Hear that, Tita?
While the Boomers like to blame our generation for everything that goes wrong (all while forgetting who raised us, ahem), we actually have the edge on them in quite a few significant areas.
And here’s a nice little tidbit you can wield when that nosy family friend attempts to pry into your marriage plans (non-existent or otherwise) again: millennial marriages last longer than their baby boomer counterparts.
Let’s hear that once again, for the Titas of Manila in the back. Millennial marriages last longer than their baby boomer counterparts.
Lower Divorce Rates Across The Board
In the US alone, a sociology professor found that divorce rates dropped by 18% from 2008 to 2016. University of Maryland’s Professor Philip Cohen calculated the figure based on the ratio of divorces to marriages.
This suggests that recent marriages, particularly those with millennials involved, statistically last longer.
Professor Susan Brown, another sociology professor from Bowling Green State University, concurred with Cohen’s findings. “The change among young people is particularly striking…The characteristics of young married couples today signal a sustained decline [in divorce rates] in the coming years.”
A Passing Millennial Trend or a Complete Paradigm Shift?
Guess what? Lower divorce rates also mean fewer marriages.
Let’s put it this way.

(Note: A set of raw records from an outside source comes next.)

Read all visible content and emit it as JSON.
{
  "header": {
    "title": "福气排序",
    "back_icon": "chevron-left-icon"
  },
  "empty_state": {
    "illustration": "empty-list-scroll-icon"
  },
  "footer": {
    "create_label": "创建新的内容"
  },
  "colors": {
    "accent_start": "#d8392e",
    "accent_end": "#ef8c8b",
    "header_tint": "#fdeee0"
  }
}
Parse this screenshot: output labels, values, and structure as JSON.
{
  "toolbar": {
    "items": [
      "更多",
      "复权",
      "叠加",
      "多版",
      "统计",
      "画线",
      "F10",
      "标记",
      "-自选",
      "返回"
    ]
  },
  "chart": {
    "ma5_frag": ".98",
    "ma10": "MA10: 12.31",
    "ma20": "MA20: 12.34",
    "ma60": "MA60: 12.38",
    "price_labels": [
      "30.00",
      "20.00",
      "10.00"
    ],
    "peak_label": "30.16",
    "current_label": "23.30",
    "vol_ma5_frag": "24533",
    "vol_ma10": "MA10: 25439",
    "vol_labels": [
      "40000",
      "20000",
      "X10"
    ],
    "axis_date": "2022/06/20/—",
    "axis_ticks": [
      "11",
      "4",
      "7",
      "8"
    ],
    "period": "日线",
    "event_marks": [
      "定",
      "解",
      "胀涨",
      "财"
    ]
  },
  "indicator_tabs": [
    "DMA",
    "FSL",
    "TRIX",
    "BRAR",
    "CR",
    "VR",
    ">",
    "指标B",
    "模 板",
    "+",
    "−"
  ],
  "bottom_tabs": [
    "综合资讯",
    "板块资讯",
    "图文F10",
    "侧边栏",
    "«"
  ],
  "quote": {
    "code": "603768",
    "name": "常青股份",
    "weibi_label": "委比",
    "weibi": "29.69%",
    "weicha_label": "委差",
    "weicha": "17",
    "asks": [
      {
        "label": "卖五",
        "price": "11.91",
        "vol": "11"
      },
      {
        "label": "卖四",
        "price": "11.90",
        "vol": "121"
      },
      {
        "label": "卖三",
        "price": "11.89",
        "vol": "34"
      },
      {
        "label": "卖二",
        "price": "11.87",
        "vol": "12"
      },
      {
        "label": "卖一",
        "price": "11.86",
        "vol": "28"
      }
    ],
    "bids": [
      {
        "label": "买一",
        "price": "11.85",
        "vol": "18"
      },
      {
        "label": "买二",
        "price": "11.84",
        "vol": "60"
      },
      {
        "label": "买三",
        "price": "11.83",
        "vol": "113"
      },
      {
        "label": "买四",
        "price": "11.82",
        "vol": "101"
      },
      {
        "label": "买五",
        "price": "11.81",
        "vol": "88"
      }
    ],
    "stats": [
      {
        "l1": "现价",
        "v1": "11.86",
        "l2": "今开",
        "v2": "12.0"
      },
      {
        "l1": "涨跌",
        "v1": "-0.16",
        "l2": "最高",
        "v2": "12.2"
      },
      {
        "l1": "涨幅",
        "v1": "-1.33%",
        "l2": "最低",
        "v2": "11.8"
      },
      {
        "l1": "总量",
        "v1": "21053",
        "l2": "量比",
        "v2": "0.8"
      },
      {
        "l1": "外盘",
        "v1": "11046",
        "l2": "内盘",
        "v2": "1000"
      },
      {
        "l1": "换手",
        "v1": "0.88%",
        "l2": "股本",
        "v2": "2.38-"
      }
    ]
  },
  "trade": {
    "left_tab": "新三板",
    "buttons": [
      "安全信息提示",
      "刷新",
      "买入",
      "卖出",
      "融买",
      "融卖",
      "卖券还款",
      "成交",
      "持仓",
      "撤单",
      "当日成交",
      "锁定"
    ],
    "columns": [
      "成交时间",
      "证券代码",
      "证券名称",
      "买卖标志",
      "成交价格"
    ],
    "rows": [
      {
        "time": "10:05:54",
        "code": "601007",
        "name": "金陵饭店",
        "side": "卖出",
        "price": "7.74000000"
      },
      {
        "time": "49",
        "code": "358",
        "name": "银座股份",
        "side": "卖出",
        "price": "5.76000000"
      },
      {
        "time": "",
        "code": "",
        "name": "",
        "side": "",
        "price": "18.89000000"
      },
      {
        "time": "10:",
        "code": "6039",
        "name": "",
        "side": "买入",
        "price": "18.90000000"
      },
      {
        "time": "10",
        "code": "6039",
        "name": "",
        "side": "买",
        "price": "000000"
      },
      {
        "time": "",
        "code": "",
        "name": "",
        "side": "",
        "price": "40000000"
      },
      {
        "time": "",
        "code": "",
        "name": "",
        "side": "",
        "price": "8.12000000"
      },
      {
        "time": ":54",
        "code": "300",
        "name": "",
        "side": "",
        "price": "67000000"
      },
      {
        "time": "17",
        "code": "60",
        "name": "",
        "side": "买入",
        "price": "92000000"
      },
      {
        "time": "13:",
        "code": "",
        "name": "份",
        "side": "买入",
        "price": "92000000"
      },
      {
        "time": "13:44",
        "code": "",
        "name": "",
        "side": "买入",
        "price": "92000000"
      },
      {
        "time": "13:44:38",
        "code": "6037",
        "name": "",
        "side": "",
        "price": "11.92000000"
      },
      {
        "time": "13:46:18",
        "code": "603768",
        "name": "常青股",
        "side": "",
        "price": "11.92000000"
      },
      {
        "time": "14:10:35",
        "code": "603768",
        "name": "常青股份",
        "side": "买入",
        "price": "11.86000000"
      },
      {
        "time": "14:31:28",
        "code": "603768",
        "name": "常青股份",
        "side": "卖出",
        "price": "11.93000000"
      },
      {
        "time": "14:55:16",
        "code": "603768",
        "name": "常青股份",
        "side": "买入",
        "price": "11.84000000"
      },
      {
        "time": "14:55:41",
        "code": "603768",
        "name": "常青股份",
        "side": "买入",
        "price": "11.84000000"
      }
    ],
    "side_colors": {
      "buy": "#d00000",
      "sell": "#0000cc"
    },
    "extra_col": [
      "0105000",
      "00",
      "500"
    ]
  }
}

Millennials aren’t as inclined to wed as our parents were, or at least, we aren’t in a hurry to do so. This has a lot to do with a generational shift in priorities, I’d say.

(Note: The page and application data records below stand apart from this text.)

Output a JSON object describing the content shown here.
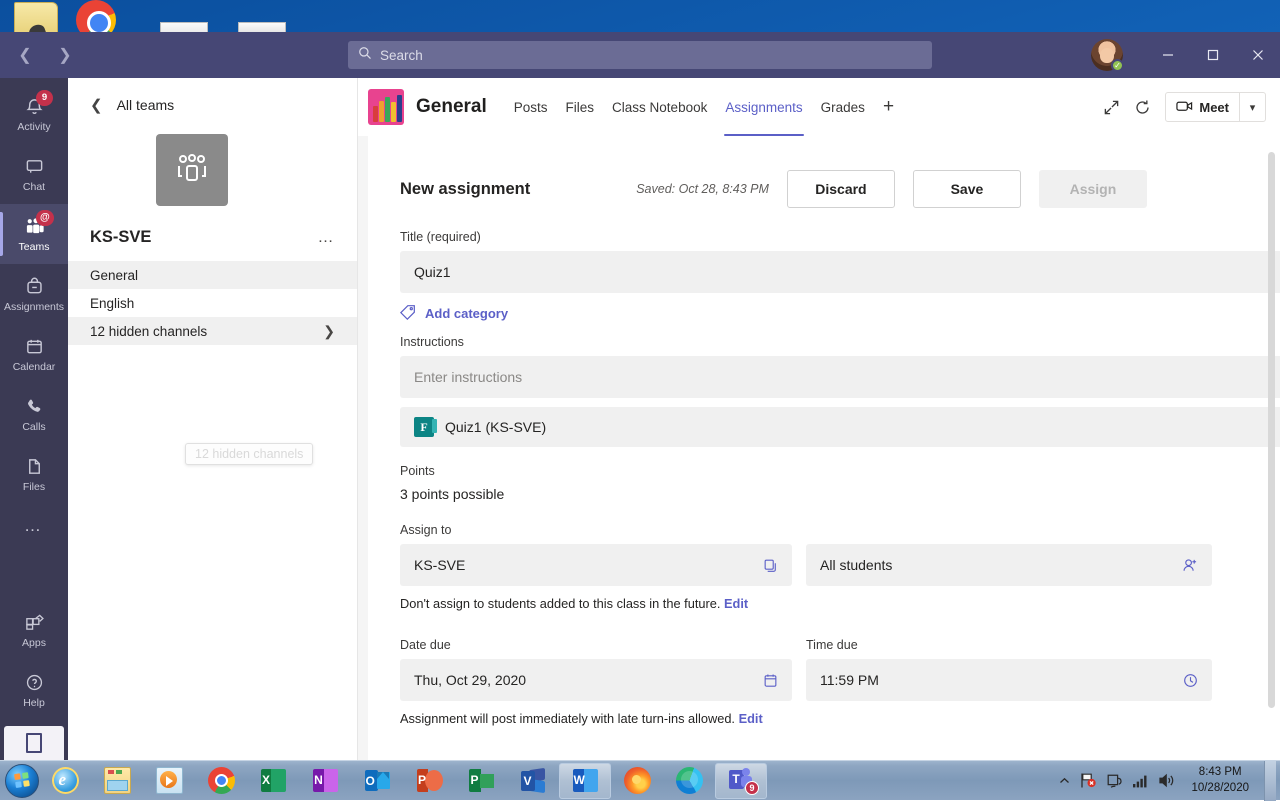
{
  "desktop": {
    "icons": [
      "folder-icon",
      "chrome-icon",
      "document-icon",
      "document-icon"
    ]
  },
  "titlebar": {
    "back_icon": "chevron-left-icon",
    "forward_icon": "chevron-right-icon",
    "search_placeholder": "Search",
    "search_icon": "search-icon",
    "presence": "available",
    "minimize": "minimize-icon",
    "maximize": "maximize-icon",
    "close": "close-icon"
  },
  "rail": {
    "items": [
      {
        "label": "Activity",
        "icon": "bell-icon",
        "badge": "9",
        "active": false
      },
      {
        "label": "Chat",
        "icon": "chat-icon",
        "badge": "",
        "active": false
      },
      {
        "label": "Teams",
        "icon": "teams-icon",
        "badge": "@",
        "active": true
      },
      {
        "label": "Assignments",
        "icon": "backpack-icon",
        "badge": "",
        "active": false
      },
      {
        "label": "Calendar",
        "icon": "calendar-icon",
        "badge": "",
        "active": false
      },
      {
        "label": "Calls",
        "icon": "phone-icon",
        "badge": "",
        "active": false
      },
      {
        "label": "Files",
        "icon": "files-icon",
        "badge": "",
        "active": false
      }
    ],
    "more": "…",
    "apps_label": "Apps",
    "help_label": "Help"
  },
  "sidebar": {
    "all_teams": "All teams",
    "team_name": "KS-SVE",
    "team_avatar_icon": "people-icon",
    "more_options": "…",
    "channels": [
      {
        "name": "General",
        "selected": true,
        "has_chevron": false
      },
      {
        "name": "English",
        "selected": false,
        "has_chevron": false
      },
      {
        "name": "12 hidden channels",
        "selected": true,
        "has_chevron": true
      }
    ],
    "tooltip": "12 hidden channels"
  },
  "channel_header": {
    "title": "General",
    "icon": "pencils-icon",
    "tabs": [
      {
        "label": "Posts",
        "active": false
      },
      {
        "label": "Files",
        "active": false
      },
      {
        "label": "Class Notebook",
        "active": false
      },
      {
        "label": "Assignments",
        "active": true
      },
      {
        "label": "Grades",
        "active": false
      }
    ],
    "add_tab": "+",
    "expand_icon": "expand-icon",
    "refresh_icon": "refresh-icon",
    "meet_label": "Meet",
    "meet_icon": "camera-icon",
    "meet_caret": "chevron-down-icon"
  },
  "assignment": {
    "heading": "New assignment",
    "saved_text": "Saved: Oct 28, 8:43 PM",
    "discard_label": "Discard",
    "save_label": "Save",
    "assign_label": "Assign",
    "title_label": "Title (required)",
    "title_value": "Quiz1",
    "add_category_label": "Add category",
    "add_category_icon": "tag-icon",
    "instructions_label": "Instructions",
    "instructions_placeholder": "Enter instructions",
    "attachment_name": "Quiz1 (KS-SVE)",
    "attachment_icon": "forms-icon",
    "points_label": "Points",
    "points_value": "3 points possible",
    "assign_to_label": "Assign to",
    "assign_to_team": "KS-SVE",
    "assign_to_team_icon": "copy-icon",
    "assign_to_students": "All students",
    "assign_to_students_icon": "add-person-icon",
    "future_note": "Don't assign to students added to this class in the future.",
    "future_note_link": "Edit",
    "date_due_label": "Date due",
    "date_due_value": "Thu, Oct 29, 2020",
    "date_icon": "calendar-icon",
    "time_due_label": "Time due",
    "time_due_value": "11:59 PM",
    "time_icon": "clock-icon",
    "post_note": "Assignment will post immediately with late turn-ins allowed.",
    "post_note_link": "Edit"
  },
  "taskbar": {
    "start": "start-orb",
    "items": [
      {
        "name": "internet-explorer",
        "active": false,
        "badge": ""
      },
      {
        "name": "file-explorer",
        "active": false,
        "badge": ""
      },
      {
        "name": "windows-media-player",
        "active": false,
        "badge": ""
      },
      {
        "name": "google-chrome",
        "active": false,
        "badge": ""
      },
      {
        "name": "excel",
        "active": false,
        "badge": ""
      },
      {
        "name": "onenote",
        "active": false,
        "badge": ""
      },
      {
        "name": "outlook",
        "active": false,
        "badge": ""
      },
      {
        "name": "powerpoint",
        "active": false,
        "badge": ""
      },
      {
        "name": "project",
        "active": false,
        "badge": ""
      },
      {
        "name": "visio",
        "active": false,
        "badge": ""
      },
      {
        "name": "word",
        "active": true,
        "badge": ""
      },
      {
        "name": "firefox",
        "active": false,
        "badge": ""
      },
      {
        "name": "microsoft-edge",
        "active": false,
        "badge": ""
      },
      {
        "name": "microsoft-teams",
        "active": true,
        "badge": "9"
      }
    ],
    "tray": [
      "show-hidden-icons",
      "network-error-icon",
      "action-center-icon",
      "signal-icon",
      "volume-icon"
    ],
    "time": "8:43 PM",
    "date": "10/28/2020"
  },
  "colors": {
    "teams_purple": "#464775",
    "rail_dark": "#3b3a54",
    "accent": "#5b5fc7",
    "badge_red": "#c4314b",
    "presence_green": "#92c353",
    "channel_pink": "#e8438f"
  }
}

For starters, we came of age during the global economic crisis of 2008. The lack of job opportunities, rising costs of living, and the steady decline of the environment aren’t exactly conducive to the major life changes that marriage entails.
Furthermore, today’s young women have access to far more opportunities than their mothers and grandmothers did. Traditional marriages thus hold far less appeal for a lot of us, so we see them more as options rather than as obligations.
Don’t get me wrong, though. Loads of my peers still place importance on marriage. We just prefer to tie the knot when we’re ready. Finding the right person, achieving financial stability, and simply being prepared for the ensuing responsibilities are all crucial, regardless of how long that might take us.
So, yeah, in addition to killing the soap, golf, and diamonds industries, we millennials are giving divorce lawyers a run for their money. Now, isn’t that a more significant achievement than getting married just because everyone thinks you should?
Great. Now, stop asking those intrusive questions at family reunions, okay?